## PROBLEM DETAILS:
What follows is a set of records, each of which is to be written out exactly.

## PROVIDED DATA:
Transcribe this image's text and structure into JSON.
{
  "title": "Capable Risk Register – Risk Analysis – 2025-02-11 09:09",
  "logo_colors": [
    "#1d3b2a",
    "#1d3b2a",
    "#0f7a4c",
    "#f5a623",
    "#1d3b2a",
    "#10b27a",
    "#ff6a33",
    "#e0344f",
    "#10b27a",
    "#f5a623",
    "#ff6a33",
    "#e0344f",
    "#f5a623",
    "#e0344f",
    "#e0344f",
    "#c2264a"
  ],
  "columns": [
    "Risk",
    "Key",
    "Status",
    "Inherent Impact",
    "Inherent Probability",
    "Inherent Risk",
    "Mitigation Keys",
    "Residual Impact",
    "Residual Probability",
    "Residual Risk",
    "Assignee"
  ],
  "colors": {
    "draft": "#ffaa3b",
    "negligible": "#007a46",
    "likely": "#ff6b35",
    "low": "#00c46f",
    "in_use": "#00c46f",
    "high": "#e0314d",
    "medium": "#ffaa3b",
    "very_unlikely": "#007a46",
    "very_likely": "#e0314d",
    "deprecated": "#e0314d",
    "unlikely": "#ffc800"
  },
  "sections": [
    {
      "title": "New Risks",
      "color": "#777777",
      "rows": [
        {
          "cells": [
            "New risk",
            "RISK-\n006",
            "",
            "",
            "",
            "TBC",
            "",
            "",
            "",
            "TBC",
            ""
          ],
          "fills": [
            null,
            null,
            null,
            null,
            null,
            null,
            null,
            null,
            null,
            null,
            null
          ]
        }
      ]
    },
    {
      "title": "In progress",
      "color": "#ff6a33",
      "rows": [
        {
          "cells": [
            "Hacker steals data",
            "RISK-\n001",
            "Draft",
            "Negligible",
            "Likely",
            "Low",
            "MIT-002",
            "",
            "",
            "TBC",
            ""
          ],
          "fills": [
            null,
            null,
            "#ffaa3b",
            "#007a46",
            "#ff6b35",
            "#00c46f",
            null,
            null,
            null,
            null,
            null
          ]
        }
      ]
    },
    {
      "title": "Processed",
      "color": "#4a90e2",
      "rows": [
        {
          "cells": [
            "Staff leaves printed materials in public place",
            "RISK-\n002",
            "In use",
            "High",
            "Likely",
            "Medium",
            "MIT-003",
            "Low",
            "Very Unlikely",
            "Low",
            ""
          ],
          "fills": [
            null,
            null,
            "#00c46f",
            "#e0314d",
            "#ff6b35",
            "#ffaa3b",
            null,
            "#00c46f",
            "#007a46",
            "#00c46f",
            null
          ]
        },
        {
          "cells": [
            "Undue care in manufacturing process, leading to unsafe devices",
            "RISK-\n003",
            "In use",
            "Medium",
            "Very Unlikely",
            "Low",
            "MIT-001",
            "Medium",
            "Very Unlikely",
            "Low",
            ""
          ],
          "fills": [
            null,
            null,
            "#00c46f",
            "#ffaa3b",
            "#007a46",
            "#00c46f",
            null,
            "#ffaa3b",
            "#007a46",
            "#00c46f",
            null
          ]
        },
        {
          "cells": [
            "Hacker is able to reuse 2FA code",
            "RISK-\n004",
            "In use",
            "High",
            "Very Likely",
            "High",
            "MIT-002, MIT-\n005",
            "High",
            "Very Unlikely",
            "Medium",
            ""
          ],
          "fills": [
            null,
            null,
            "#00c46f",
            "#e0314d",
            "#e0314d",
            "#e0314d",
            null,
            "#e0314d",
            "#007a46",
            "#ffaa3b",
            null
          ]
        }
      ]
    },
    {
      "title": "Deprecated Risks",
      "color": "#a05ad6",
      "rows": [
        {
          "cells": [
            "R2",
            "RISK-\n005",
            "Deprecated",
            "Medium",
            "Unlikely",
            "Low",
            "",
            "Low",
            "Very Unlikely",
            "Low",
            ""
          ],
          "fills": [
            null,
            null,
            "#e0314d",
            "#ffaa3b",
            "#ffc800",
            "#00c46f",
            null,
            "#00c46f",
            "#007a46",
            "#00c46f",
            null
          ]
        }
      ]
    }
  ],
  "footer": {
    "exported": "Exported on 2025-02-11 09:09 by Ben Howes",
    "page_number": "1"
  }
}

## TASK SOLUTION:
Transcribe this image's text and structure into JSON.
{
  "title": "Capable Risk Register – Risk Analysis – 2025-02-11 09:09",
  "logo_colors": [
    "#1d3b2a",
    "#1d3b2a",
    "#0f7a4c",
    "#f5a623",
    "#1d3b2a",
    "#10b27a",
    "#ff6a33",
    "#e0344f",
    "#10b27a",
    "#f5a623",
    "#ff6a33",
    "#e0344f",
    "#f5a623",
    "#e0344f",
    "#e0344f",
    "#c2264a"
  ],
  "columns": [
    "Risk",
    "Key",
    "Status",
    "Inherent Impact",
    "Inherent Probability",
    "Inherent Risk",
    "Mitigation Keys",
    "Residual Impact",
    "Residual Probability",
    "Residual Risk",
    "Assignee"
  ],
  "colors": {
    "draft": "#ffaa3b",
    "negligible": "#007a46",
    "likely": "#ff6b35",
    "low": "#00c46f",
    "in_use": "#00c46f",
    "high": "#e0314d",
    "medium": "#ffaa3b",
    "very_unlikely": "#007a46",
    "very_likely": "#e0314d",
    "deprecated": "#e0314d",
    "unlikely": "#ffc800"
  },
  "sections": [
    {
      "title": "New Risks",
      "color": "#777777",
      "rows": [
        {
          "cells": [
            "New risk",
            "RISK-\n006",
            "",
            "",
            "",
            "TBC",
            "",
            "",
            "",
            "TBC",
            ""
          ],
          "fills": [
            null,
            null,
            null,
            null,
            null,
            null,
            null,
            null,
            null,
            null,
            null
          ]
        }
      ]
    },
    {
      "title": "In progress",
      "color": "#ff6a33",
      "rows": [
        {
          "cells": [
            "Hacker steals data",
            "RISK-\n001",
            "Draft",
            "Negligible",
            "Likely",
            "Low",
            "MIT-002",
            "",
            "",
            "TBC",
            ""
          ],
          "fills": [
            null,
            null,
            "#ffaa3b",
            "#007a46",
            "#ff6b35",
            "#00c46f",
            null,
            null,
            null,
            null,
            null
          ]
        }
      ]
    },
    {
      "title": "Processed",
      "color": "#4a90e2",
      "rows": [
        {
          "cells": [
            "Staff leaves printed materials in public place",
            "RISK-\n002",
            "In use",
            "High",
            "Likely",
            "Medium",
            "MIT-003",
            "Low",
            "Very Unlikely",
            "Low",
            ""
          ],
          "fills": [
            null,
            null,
            "#00c46f",
            "#e0314d",
            "#ff6b35",
            "#ffaa3b",
            null,
            "#00c46f",
            "#007a46",
            "#00c46f",
            null
          ]
        },
        {
          "cells": [
            "Undue care in manufacturing process, leading to unsafe devices",
            "RISK-\n003",
            "In use",
            "Medium",
            "Very Unlikely",
            "Low",
            "MIT-001",
            "Medium",
            "Very Unlikely",
            "Low",
            ""
          ],
          "fills": [
            null,
            null,
            "#00c46f",
            "#ffaa3b",
            "#007a46",
            "#00c46f",
            null,
            "#ffaa3b",
            "#007a46",
            "#00c46f",
            null
          ]
        },
        {
          "cells": [
            "Hacker is able to reuse 2FA code",
            "RISK-\n004",
            "In use",
            "High",
            "Very Likely",
            "High",
            "MIT-002, MIT-\n005",
            "High",
            "Very Unlikely",
            "Medium",
            ""
          ],
          "fills": [
            null,
            null,
            "#00c46f",
            "#e0314d",
            "#e0314d",
            "#e0314d",
            null,
            "#e0314d",
            "#007a46",
            "#ffaa3b",
            null
          ]
        }
      ]
    },
    {
      "title": "Deprecated Risks",
      "color": "#a05ad6",
      "rows": [
        {
          "cells": [
            "R2",
            "RISK-\n005",
            "Deprecated",
            "Medium",
            "Unlikely",
            "Low",
            "",
            "Low",
            "Very Unlikely",
            "Low",
            ""
          ],
          "fills": [
            null,
            null,
            "#e0314d",
            "#ffaa3b",
            "#ffc800",
            "#00c46f",
            null,
            "#00c46f",
            "#007a46",
            "#00c46f",
            null
          ]
        }
      ]
    }
  ],
  "footer": {
    "exported": "Exported on 2025-02-11 09:09 by Ben Howes",
    "page_number": "1"
  }
}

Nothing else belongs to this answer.